The Financial Industry Regulatory Authority warned investors Wednesday to be wary of promotions touting certificates of deposit that promise interest rates that are substantially higher than current averages, and provided investors with a list of “red flags” that indicate a CD offer may be fraudulent.
In an investors alert, High-Yield CDs: Red Flags That Signal a Scam, FINRA notes an instance of suspected email fraud, in which the pitch appeared to come from a large U.S. bank that supposedly was promoting a CD offered by an international banking partner.
At a time when most CDs at U.S. banks and credit unions were offering just over 1% for a comparable term, this pitch offered a CD with a 15% yield, and contained instructions on how to wire funds, FINRA said.
“Savers continue to face near-historic low yields on traditional bank products,” said Gerri Walsh, FINRA’s senior vice president for Investor Education. “Fraudsters attempt to take advantage of investor desire for higher yields by luring them into potentially fraudulent CDs that promise both safety and double-digit returns.”
The alert provides a list of red flags that would likely indicate a CD offer may be fraudulent, including:
–interest rates that are significantly higher than average;

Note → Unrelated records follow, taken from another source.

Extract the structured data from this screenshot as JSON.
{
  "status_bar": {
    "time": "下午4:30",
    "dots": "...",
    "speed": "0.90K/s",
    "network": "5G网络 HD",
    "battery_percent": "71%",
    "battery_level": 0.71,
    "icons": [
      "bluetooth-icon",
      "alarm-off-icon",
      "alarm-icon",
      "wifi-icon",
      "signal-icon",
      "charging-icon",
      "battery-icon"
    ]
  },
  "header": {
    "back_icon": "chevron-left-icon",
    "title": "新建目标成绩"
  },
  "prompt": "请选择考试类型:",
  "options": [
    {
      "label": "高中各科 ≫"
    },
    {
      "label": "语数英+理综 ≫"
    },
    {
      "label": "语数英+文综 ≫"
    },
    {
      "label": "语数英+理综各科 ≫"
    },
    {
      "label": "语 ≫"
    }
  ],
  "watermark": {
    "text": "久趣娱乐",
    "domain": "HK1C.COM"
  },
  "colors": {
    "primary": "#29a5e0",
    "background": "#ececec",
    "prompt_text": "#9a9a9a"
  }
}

–emails with addresses that are not originated and sent by the financial institution that is cited in the promotion;